**TASK BRIEF:** Whenever a line below includes the word "JSON", copy that line.

**DATA TO PROCESS:**
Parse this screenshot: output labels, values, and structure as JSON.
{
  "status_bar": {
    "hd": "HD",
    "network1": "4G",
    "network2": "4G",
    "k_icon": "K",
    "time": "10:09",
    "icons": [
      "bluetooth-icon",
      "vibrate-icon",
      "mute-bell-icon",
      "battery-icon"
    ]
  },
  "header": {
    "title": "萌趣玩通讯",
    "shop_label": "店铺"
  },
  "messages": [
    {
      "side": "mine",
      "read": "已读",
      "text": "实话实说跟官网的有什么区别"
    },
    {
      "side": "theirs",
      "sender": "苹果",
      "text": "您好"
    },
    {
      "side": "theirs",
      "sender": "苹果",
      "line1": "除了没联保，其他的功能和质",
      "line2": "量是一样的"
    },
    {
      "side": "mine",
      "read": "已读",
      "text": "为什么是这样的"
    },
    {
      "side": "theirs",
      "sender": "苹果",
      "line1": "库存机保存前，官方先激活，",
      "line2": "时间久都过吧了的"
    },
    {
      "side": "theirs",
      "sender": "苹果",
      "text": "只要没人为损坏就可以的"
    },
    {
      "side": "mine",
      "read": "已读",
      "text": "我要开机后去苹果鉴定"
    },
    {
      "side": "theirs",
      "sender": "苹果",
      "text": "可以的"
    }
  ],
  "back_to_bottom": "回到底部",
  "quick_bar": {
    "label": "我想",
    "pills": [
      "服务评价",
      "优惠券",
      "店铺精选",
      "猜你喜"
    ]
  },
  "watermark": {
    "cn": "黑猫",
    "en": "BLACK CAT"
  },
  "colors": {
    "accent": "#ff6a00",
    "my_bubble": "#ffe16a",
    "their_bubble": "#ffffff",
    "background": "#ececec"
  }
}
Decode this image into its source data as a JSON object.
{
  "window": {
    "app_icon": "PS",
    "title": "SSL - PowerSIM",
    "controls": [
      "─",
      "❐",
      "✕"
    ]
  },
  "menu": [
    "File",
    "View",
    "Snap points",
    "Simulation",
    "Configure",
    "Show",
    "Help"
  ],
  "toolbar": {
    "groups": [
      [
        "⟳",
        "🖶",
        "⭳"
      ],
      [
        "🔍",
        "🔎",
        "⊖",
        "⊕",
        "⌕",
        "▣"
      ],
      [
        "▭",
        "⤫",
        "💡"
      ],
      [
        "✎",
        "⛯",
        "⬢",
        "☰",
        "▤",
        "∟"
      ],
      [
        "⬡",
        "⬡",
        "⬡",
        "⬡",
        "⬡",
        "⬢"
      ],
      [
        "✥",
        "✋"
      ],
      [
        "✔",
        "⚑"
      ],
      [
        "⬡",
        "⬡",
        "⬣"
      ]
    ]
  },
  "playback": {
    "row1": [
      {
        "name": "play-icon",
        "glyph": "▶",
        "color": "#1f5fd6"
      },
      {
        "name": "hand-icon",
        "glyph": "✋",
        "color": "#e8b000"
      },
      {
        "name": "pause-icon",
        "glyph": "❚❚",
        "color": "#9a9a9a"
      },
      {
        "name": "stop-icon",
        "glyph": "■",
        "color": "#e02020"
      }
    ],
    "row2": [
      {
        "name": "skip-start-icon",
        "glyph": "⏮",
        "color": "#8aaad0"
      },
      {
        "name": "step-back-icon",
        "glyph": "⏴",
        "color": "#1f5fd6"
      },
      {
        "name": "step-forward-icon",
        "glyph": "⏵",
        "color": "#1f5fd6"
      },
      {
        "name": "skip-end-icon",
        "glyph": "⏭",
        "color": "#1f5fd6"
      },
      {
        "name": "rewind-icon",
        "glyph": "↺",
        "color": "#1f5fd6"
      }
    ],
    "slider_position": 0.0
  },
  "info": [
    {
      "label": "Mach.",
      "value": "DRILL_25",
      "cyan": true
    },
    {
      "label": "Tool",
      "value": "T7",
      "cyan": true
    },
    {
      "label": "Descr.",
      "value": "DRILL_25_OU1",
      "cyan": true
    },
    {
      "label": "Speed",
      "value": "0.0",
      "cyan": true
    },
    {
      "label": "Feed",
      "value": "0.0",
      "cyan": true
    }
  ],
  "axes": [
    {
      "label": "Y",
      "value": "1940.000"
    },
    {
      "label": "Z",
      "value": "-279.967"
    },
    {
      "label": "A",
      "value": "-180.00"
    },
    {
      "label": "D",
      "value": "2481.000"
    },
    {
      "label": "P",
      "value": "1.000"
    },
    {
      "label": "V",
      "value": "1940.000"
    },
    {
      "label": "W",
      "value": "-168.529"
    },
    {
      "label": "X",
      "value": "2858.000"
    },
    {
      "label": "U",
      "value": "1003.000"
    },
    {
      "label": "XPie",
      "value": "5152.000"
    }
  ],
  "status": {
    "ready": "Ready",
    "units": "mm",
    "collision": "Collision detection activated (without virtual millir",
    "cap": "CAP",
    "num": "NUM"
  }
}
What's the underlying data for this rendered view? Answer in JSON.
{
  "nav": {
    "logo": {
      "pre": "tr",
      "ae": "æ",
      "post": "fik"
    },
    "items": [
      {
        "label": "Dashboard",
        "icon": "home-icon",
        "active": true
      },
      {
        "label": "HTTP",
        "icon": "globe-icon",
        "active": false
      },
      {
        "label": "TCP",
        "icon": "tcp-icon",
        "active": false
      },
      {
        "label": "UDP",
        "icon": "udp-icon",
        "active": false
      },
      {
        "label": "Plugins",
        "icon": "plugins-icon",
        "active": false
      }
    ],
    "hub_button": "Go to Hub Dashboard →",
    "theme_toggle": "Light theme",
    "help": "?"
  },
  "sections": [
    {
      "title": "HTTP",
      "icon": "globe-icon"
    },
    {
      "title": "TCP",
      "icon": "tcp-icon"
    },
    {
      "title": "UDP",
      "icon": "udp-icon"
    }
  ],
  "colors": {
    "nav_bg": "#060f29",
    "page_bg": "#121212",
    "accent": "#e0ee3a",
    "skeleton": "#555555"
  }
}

**RESULT OF THIS TASK:**
Parse this screenshot: output labels, values, and structure as JSON.
Decode this image into its source data as a JSON object.
What's the underlying data for this rendered view? Answer in JSON.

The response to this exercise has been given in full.